A 2-D "bin plot" counts the number of observations in each cell in a regular 2-D grid. The 2-D bin plot is essentially a 2-D version of a histogram: it provides an estimate for the density of a 2-D distribution. As I discuss in the article, "The essential guide to

Rockin' around the Christmas tree At the Christmas party hop. – Brenda Lee Last Christmas, I saw a fun blog post that used optimization methods to de-noise an image of a Christmas tree. Although there are specialized algorithms that remove random noise from an image, I am not going to

Binary matrices are used for many purposes. I have previously written about how to use binary matrices to visualize missing values in a data matrix. They are also used to indicate the co-occurrence of two events. In ecology, binary matrices are used to indicate which species of an animal are

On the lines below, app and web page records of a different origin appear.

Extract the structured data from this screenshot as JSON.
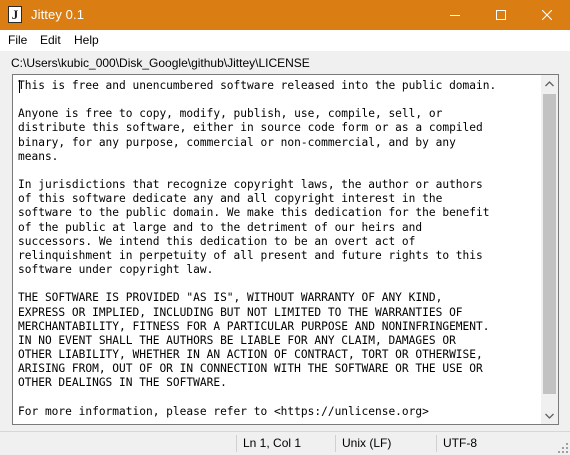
{
  "window": {
    "title": "Jittey 0.1",
    "app_icon_glyph": "J",
    "accent_color": "#da7e13"
  },
  "menu": {
    "items": [
      "File",
      "Edit",
      "Help"
    ]
  },
  "path": {
    "text": "C:\\Users\\kubic_000\\Disk_Google\\github\\Jittey\\LICENSE"
  },
  "editor": {
    "content": "This is free and unencumbered software released into the public domain.\n\nAnyone is free to copy, modify, publish, use, compile, sell, or\ndistribute this software, either in source code form or as a compiled\nbinary, for any purpose, commercial or non-commercial, and by any\nmeans.\n\nIn jurisdictions that recognize copyright laws, the author or authors\nof this software dedicate any and all copyright interest in the\nsoftware to the public domain. We make this dedication for the benefit\nof the public at large and to the detriment of our heirs and\nsuccessors. We intend this dedication to be an overt act of\nrelinquishment in perpetuity of all present and future rights to this\nsoftware under copyright law.\n\nTHE SOFTWARE IS PROVIDED \"AS IS\", WITHOUT WARRANTY OF ANY KIND,\nEXPRESS OR IMPLIED, INCLUDING BUT NOT LIMITED TO THE WARRANTIES OF\nMERCHANTABILITY, FITNESS FOR A PARTICULAR PURPOSE AND NONINFRINGEMENT.\nIN NO EVENT SHALL THE AUTHORS BE LIABLE FOR ANY CLAIM, DAMAGES OR\nOTHER LIABILITY, WHETHER IN AN ACTION OF CONTRACT, TORT OR OTHERWISE,\nARISING FROM, OUT OF OR IN CONNECTION WITH THE SOFTWARE OR THE USE OR\nOTHER DEALINGS IN THE SOFTWARE.\n\nFor more information, please refer to <https://unlicense.org>"
  },
  "status": {
    "position": "Ln 1, Col 1",
    "line_endings": "Unix (LF)",
    "encoding": "UTF-8"
  },
  "icons": {
    "minimize": "minimize-icon",
    "maximize": "maximize-icon",
    "close": "close-icon",
    "scroll_up": "chevron-up-icon",
    "scroll_down": "chevron-down-icon",
    "resize_grip": "resize-grip-icon"
  }
}
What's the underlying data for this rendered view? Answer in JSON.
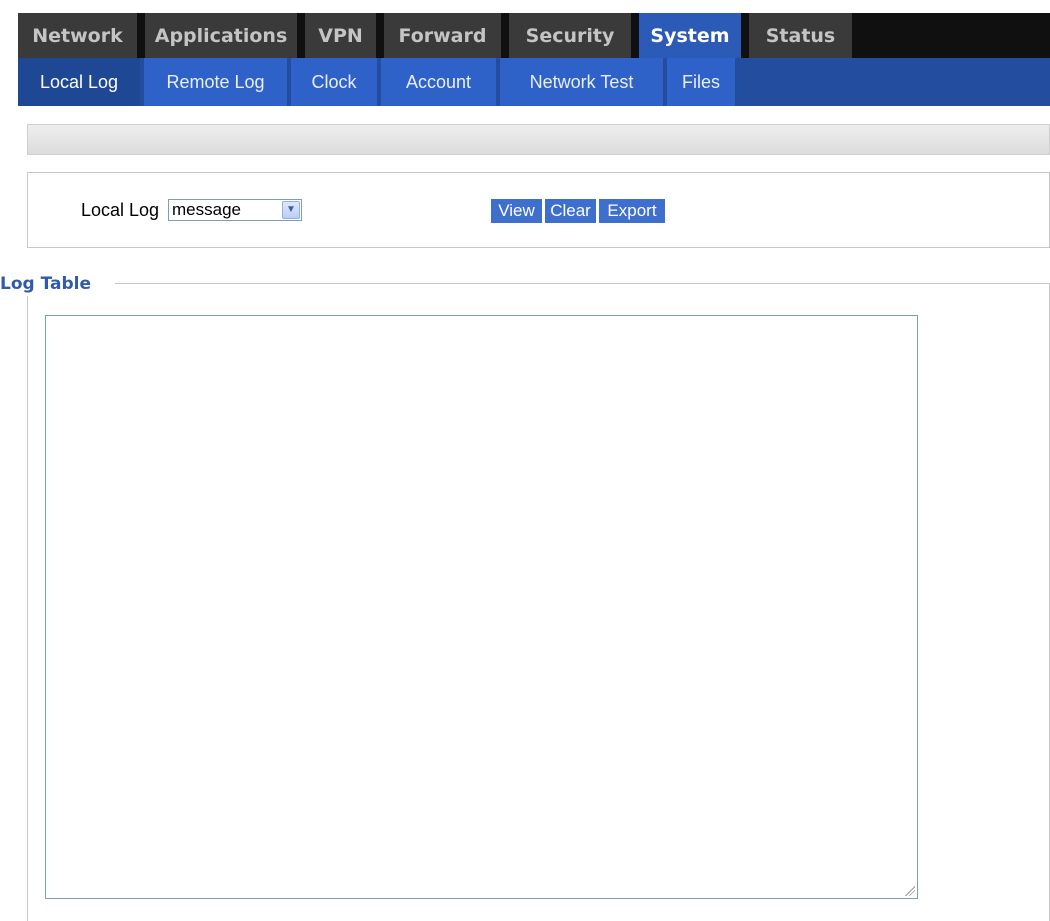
{
  "top_tabs": [
    {
      "label": "Network"
    },
    {
      "label": "Applications"
    },
    {
      "label": "VPN"
    },
    {
      "label": "Forward"
    },
    {
      "label": "Security"
    },
    {
      "label": "System"
    },
    {
      "label": "Status"
    }
  ],
  "top_tabs_active": "System",
  "sub_tabs": [
    {
      "label": "Local Log"
    },
    {
      "label": "Remote Log"
    },
    {
      "label": "Clock"
    },
    {
      "label": "Account"
    },
    {
      "label": "Network Test"
    },
    {
      "label": "Files"
    }
  ],
  "sub_tabs_active": "Local Log",
  "controls": {
    "label": "Local Log",
    "select_value": "message",
    "view_label": "View",
    "clear_label": "Clear",
    "export_label": "Export"
  },
  "log_table": {
    "legend": "Log Table",
    "content": ""
  },
  "colors": {
    "active_tab": "#2b5bb6",
    "sub_nav": "#2e62c8",
    "legend": "#2f5ba8",
    "button": "#3f6fcd"
  }
}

Recently I showed how to visualize and analyze longitudinal data in which subjects are measured at multiple time points. A very common situation is that the data are collected at two time points. For example, in medicine it is very common to measure some quantity (blood pressure, cholesterol, white-blood cell

This is a second article about analyzing longitudinal data, which features measurements that are repeatedly taken on subjects at several points in time. The previous article discusses a response-profile analysis, which uses an ANOVA method to determine differences between the means of an experimental group and a placebo group. The

Longitudinal data are used in many health-related studies in which individuals are measured at multiple points in time to monitor changes in a response variable, such as weight, cholesterol, or blood pressure. There are many excellent articles and books that describe the advantages of a mixed model for analyzing longitudinal

This article discusses how to restrict a multivariate function to a linear subspace. This is a useful technique in many situations, including visualizing an objective function that is constrained by linear equalities. For example, the graph to the right is from a previous article about how to evaluate quadratic polynomials.

What is an efficient way to evaluate a multivariate quadratic polynomial in p variables? The answer is to use matrix computations! A multivariate quadratic polynomial can be written as the sum of a purely quadratic term (degree 2), a purely linear term (degree 1), and a constant term (degree 0).

In a linear regression model, the predicted values are on the same scale as the response variable. You can plot the observed and predicted responses to visualize how well the model agrees with the data, However, for generalized linear models, there is a potential source of confusion. Recall that a

My colleague, Mike Drutar, recently showed how to create a "strip plot" that shows the distribution of temperatures for each calendar month at a particular location. Mike created the strip plot in SAS Visual Analytics by using a point-and-click interface. This article shows how to create a similar graph by

Biplots are two-dimensional plots that help to visualize relationships in high dimensional data. A previous article discusses how to interpret biplots for continuous variables. The biplot projects observations and variables onto the span of the first two principal components. The observations are plotted as markers; the variables are plotted as

In grade school, students learn how to round numbers to the nearest integer. In later years, students learn variations, such as rounding up and rounding down by using the greatest integer function and least integer function, respectively. My sister, who is an engineer, learned a rounding method that rounds half-integers

Principal component analysis (PCA) is an important tool for understanding relationships in continuous multivariate data. When the first two principal components (PCs) explain a significant portion of the variance in the data, you can visualize the data by projecting the observations onto the span of the first two PCs. In